* [PROBLEM]: Reproduce the data exactly, leaving nothing out.

____

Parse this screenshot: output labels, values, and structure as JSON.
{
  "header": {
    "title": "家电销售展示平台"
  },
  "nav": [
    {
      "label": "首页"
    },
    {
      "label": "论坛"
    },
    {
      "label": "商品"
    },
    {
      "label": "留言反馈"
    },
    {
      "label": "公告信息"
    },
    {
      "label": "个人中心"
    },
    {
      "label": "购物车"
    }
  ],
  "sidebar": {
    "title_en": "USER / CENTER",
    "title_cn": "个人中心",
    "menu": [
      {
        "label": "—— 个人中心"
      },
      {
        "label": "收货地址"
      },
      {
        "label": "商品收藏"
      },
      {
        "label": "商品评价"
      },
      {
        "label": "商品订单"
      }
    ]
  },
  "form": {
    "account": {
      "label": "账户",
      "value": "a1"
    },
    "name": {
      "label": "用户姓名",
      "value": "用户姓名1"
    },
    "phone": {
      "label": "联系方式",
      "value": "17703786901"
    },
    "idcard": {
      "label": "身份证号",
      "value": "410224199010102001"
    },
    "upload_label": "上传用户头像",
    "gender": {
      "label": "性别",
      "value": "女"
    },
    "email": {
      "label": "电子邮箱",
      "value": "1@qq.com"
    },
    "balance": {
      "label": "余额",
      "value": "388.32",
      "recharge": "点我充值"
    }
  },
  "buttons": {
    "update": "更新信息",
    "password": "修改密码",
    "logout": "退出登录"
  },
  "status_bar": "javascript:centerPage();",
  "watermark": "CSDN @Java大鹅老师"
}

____

* [TASK SOLUTION]:
Parse this screenshot: output labels, values, and structure as JSON.
{
  "header": {
    "title": "家电销售展示平台"
  },
  "nav": [
    {
      "label": "首页"
    },
    {
      "label": "论坛"
    },
    {
      "label": "商品"
    },
    {
      "label": "留言反馈"
    },
    {
      "label": "公告信息"
    },
    {
      "label": "个人中心"
    },
    {
      "label": "购物车"
    }
  ],
  "sidebar": {
    "title_en": "USER / CENTER",
    "title_cn": "个人中心",
    "menu": [
      {
        "label": "—— 个人中心"
      },
      {
        "label": "收货地址"
      },
      {
        "label": "商品收藏"
      },
      {
        "label": "商品评价"
      },
      {
        "label": "商品订单"
      }
    ]
  },
  "form": {
    "account": {
      "label": "账户",
      "value": "a1"
    },
    "name": {
      "label": "用户姓名",
      "value": "用户姓名1"
    },
    "phone": {
      "label": "联系方式",
      "value": "17703786901"
    },
    "idcard": {
      "label": "身份证号",
      "value": "410224199010102001"
    },
    "upload_label": "上传用户头像",
    "gender": {
      "label": "性别",
      "value": "女"
    },
    "email": {
      "label": "电子邮箱",
      "value": "1@qq.com"
    },
    "balance": {
      "label": "余额",
      "value": "388.32",
      "recharge": "点我充值"
    }
  },
  "buttons": {
    "update": "更新信息",
    "password": "修改密码",
    "logout": "退出登录"
  },
  "status_bar": "javascript:centerPage();",
  "watermark": "CSDN @Java大鹅老师"
}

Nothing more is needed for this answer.